In this study, we aimed to examine the effect of vitamin D deficiency on all-cause mortality in ankylosing spondylitis (AS) patients and in the general population. This is a retrospective-cohort study based on the electronic database of the largest health-maintenance organization in Israel. AS patients who were first diagnosed between 2002–2007 were included. Controls were matched by age, gender and enrollment-time. Follow-up continued until death or end of study follow-up on 1 July 2019. Laboratory measures of serum 25-hydroxyvitamin-D levels during the entire follow-up period were obtained. A total of 919 AS patients and 4519 controls with a mean time of follow-up of 14.3 years were included. The mean age at the time of enrollment was 52 years, and 22% of them were females. AS was associated with a higher proportion of vitamin D deficiency (odds ratio 1.27 [95% confidence-interval (CI) 1.03–1.58]). In AS patients, insufficient levels of vitamin D (<30 ng/mL) were significantly associated with increased incidence of all-cause mortality (hazard ratio (HR) 1.59 [95% CI 1.02–2.50]). This association was more prominent with the decrease in vitamin D levels (< 20 ng/mL, HR 1.63 [95% CI 1.03–2.60]; <10 ng/mL, HR 1.79 [95% CI 1.01–3.20]) and among male patients (<30 ng/mL, HR 2.11 [95% CI 1.20–3.72]; <20 ng/mL, HR 2.12 [95% CI 1.19–3.80]; <10 ng/mL, HR 2.23 [95% CI 1.12–4.43]). However, inadequate levels of vitamin D among controls were not associated with an increased all-cause mortality. Our study has shown that vitamin D deficiency is more common in AS patients than controls and is linked to an increased risk for all-cause mortality. These results emphasize the need for randomized-controlled trials to evaluate the benefits of vitamin D supplementation as a secondary prevention of mortality in patients with chronic inflammatory rheumatic disease.
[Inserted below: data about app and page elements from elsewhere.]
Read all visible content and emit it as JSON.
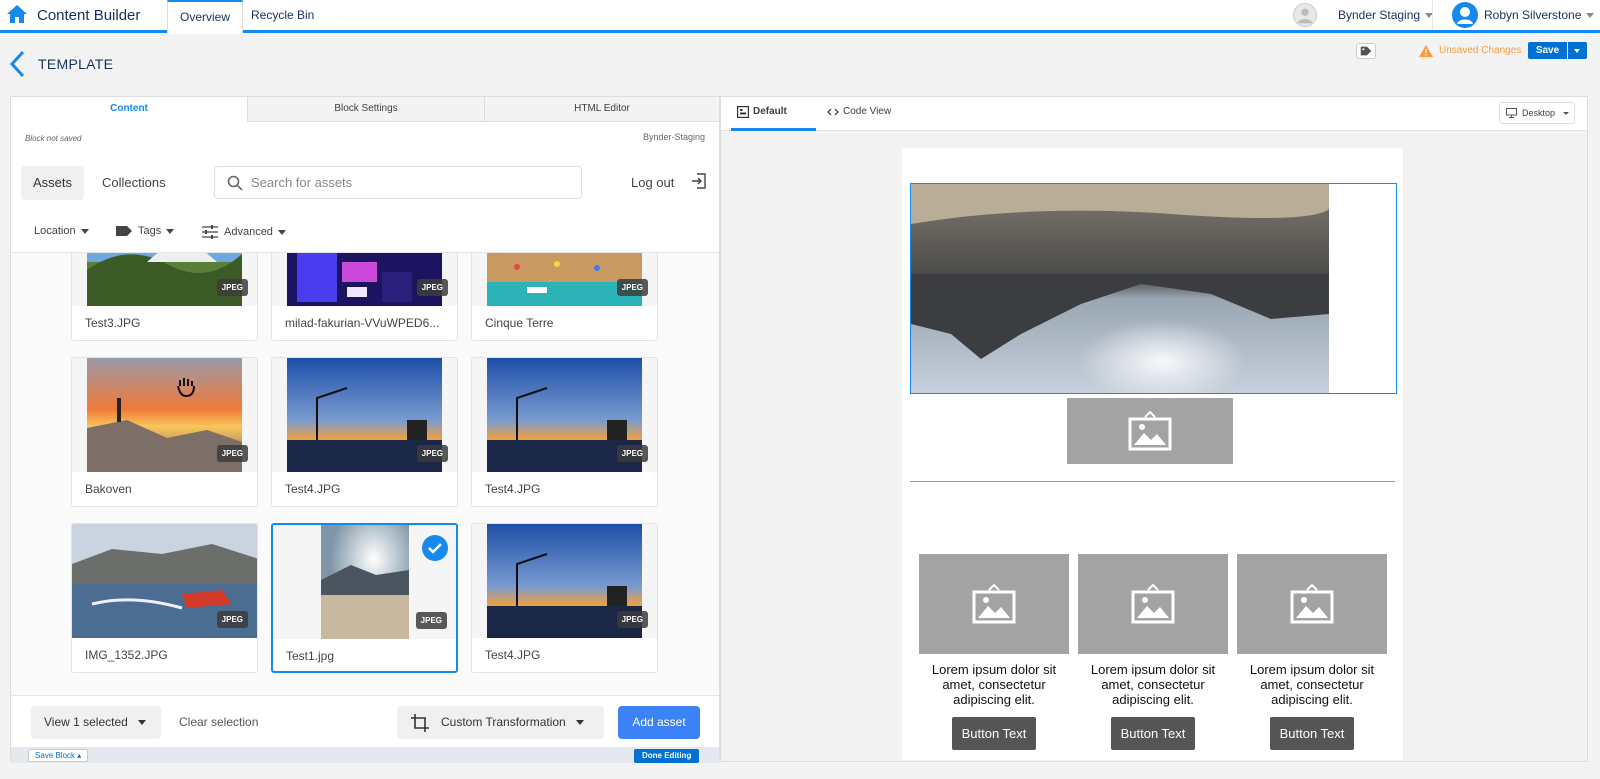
{
  "app": {
    "title": "Content Builder"
  },
  "top_tabs": [
    {
      "label": "Overview"
    },
    {
      "label": "Recycle Bin"
    }
  ],
  "top_right": {
    "business_unit": "Bynder Staging",
    "user_name": "Robyn Silverstone"
  },
  "header": {
    "title": "TEMPLATE",
    "unsaved": "Unsaved Changes",
    "save_label": "Save"
  },
  "editor_tabs": [
    {
      "label": "Content"
    },
    {
      "label": "Block Settings"
    },
    {
      "label": "HTML Editor"
    }
  ],
  "block_status": "Block not saved",
  "connection_label": "Bynder-Staging",
  "asset_nav": {
    "assets": "Assets",
    "collections": "Collections"
  },
  "search": {
    "placeholder": "Search for assets",
    "value": ""
  },
  "logout": "Log out",
  "filters": [
    {
      "label": "Location",
      "icon": "none"
    },
    {
      "label": "Tags",
      "icon": "tag-icon"
    },
    {
      "label": "Advanced",
      "icon": "sliders-icon"
    }
  ],
  "assets": [
    {
      "name": "Test3.JPG",
      "badge": "JPEG"
    },
    {
      "name": "milad-fakurian-VVuWPED6...",
      "badge": "JPEG"
    },
    {
      "name": "Cinque Terre",
      "badge": "JPEG"
    },
    {
      "name": "Bakoven",
      "badge": "JPEG"
    },
    {
      "name": "Test4.JPG",
      "badge": "JPEG"
    },
    {
      "name": "Test4.JPG",
      "badge": "JPEG"
    },
    {
      "name": "IMG_1352.JPG",
      "badge": "JPEG"
    },
    {
      "name": "Test1.jpg",
      "badge": "JPEG",
      "selected": true
    },
    {
      "name": "Test4.JPG",
      "badge": "JPEG"
    }
  ],
  "actions": {
    "view_selected": "View 1 selected",
    "clear_selection": "Clear selection",
    "custom_transformation": "Custom Transformation",
    "add_asset": "Add asset"
  },
  "footer": {
    "save_block": "Save Block",
    "done_editing": "Done Editing"
  },
  "preview": {
    "tabs": [
      {
        "label": "Default"
      },
      {
        "label": "Code View"
      }
    ],
    "device": "Desktop",
    "columns": [
      {
        "text": "Lorem ipsum dolor sit amet, consectetur adipiscing elit.",
        "button": "Button Text"
      },
      {
        "text": "Lorem ipsum dolor sit amet, consectetur adipiscing elit.",
        "button": "Button Text"
      },
      {
        "text": "Lorem ipsum dolor sit amet, consectetur adipiscing elit.",
        "button": "Button Text"
      }
    ]
  },
  "colors": {
    "accent": "#1589ee",
    "save_blue": "#0070d2",
    "add_asset_blue": "#3b82f6",
    "unsaved_orange": "#ff9a3c",
    "placeholder_gray": "#a3a3a3"
  }
}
This is an open access article distributed under the Creative Commons Attribution License
which permits unrestricted use, distribution, and reproduction in any medium, provided the original work is properly cited